Definition of back cut

A cut shot in which if a line were drawn from the cue ball to the rail behind the targeted object ball, perpendicular to that rail, the object ball would lie beyond the line with respect to the pocket being targeted.

24 Random Essential Billiards Terms

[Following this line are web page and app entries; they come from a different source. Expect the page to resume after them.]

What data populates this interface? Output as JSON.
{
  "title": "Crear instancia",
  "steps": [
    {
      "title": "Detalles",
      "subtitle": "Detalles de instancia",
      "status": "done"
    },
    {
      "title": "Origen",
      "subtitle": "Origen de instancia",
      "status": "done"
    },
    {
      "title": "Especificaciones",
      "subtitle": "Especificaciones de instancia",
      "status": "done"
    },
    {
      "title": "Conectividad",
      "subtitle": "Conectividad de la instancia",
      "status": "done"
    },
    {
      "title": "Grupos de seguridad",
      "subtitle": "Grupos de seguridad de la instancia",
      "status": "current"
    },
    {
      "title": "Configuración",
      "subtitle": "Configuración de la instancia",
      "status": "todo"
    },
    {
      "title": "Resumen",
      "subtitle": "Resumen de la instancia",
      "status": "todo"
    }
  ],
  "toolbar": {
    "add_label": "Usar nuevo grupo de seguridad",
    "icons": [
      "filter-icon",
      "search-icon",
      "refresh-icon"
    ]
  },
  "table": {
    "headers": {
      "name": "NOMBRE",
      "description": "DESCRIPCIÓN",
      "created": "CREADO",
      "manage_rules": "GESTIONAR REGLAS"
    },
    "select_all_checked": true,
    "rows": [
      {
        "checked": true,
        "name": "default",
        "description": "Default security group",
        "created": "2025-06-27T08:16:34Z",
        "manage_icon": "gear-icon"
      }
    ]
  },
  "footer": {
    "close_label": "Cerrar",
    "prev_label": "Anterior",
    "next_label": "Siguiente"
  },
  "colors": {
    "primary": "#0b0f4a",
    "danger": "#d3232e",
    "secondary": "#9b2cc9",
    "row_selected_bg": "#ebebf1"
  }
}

To indicate where something is to be done. To "mark the pocket" means to indicate which pocket you intend to sink an object ball.
This refers to the cluster of balls remaining in a similar position to where they were within the break.
Chiefly American: The short rail at the head of the table. Traditionally this is the rail on which the table manufacturer's logo appears. Compare bottom rail, baulk rail; contrast foot rail.
This is when you strike a cue ball off center to gain control on the movement on the cue ball.
A game that basically cannot be lost based on disparity of skill levels; "this game is a lock for him."
A three cushion billiards shot in which the cue ball first strikes two cushions before hitting the first object ball then hits a third cushion before hitting the second object ball. So called because the shot opens up like an umbrella after hitting the third rail. Umbrella shots may be classified as inside or outside depending on which side of the first object ball the cue ball contacts.
To apply chalk to the tip of your cue before a shot.
This is to lay down the money on the table in a betting game before play begins to ensure pay up at the end.
Same as spot
A denigrating slang term for the mechanical bridge.
Two or more object balls that are touching or are close together.
A shot aimed so that the center of the cue ball is in line with the edge of the object ball, eclipsing half of the ball. "Hit it just a little thinner than half-ball." Assuming a cling does not occur, the shot will impart post-contact momentum on the object ball in a direction 30° (which is arcsin(1 - x), where x is the fraction of object ball eclipsed: ½ in this case) off the direction of the cue-ball's pre-contact momentum. Also notable because the carom angle the cue ball takes is more consistent than at other contact points.
This refers to a ball that is positioned close to a rail, offering a shot where the cue must hit the rail and the ball almost simultaneously, this position can also offer a defensive shot where the cue ball can be hidden between that object ball and the rail.
This is a tool used to keep your cue tip from mushrooming. This small tool slides over the tip and turns to refine the sides, keeping your tip shaped the way it should be.
A shot in which the cue ball is driven to one or more rails (cushions in British English) before reaching its intended target-usually an object ball. Sometimes also known as "Kick Out" or "Skid" (British)
This is the raised portion on the side of the table; the cushions are essentially rubber bumpers covered in the table cloth.
Certain rules say you must designate your shot before taking it. Generally this is just calling the ball to be sunk in which pocket, and is not dependent on touching rails or other balls, but very well can be.
Basic cue tip contact points on the cue ball to impart various forms of spin. Top spin is also known as follow, side spin as english, and bottom spin as back spin, draw or screw.Rotational motion applied to a ball, especially to the cue ball by the tip of the cue, although if the cue ball is itself rotating it will impart (opposite) spin (in a lesser amount) to a contacted object ball. Types of spin include top spin, bottom or back spin (also known as draw or screw), and left and right side spin, all with widely differing and vital effects. Collectively they are often referred to in American English as "english". See also massé.
Short for left english (side), i.e. spin imparted to the cue ball by stroking it to the lefthand side of its vertical axis. Contrast right.
Describing a ball that is safe because it is in close proximity to one or more other balls, and would need to be developed before it becomes pottable.
A tournament format in which a player must lose two matches in order to be eliminated.
To give a handicap to an opponent where they have to win a specified number less games than the other player in order to triumph in the match. The name refers to posting games on the scorekeeping mechanism known as a wire, though it is employed when no actual use of the particular device is available or intended.
Linen made from flax and produced in Ireland which is often used to wrap the gripping area of the butt of a cue.
In snooker, the second-highest value colour ball, being worth six points.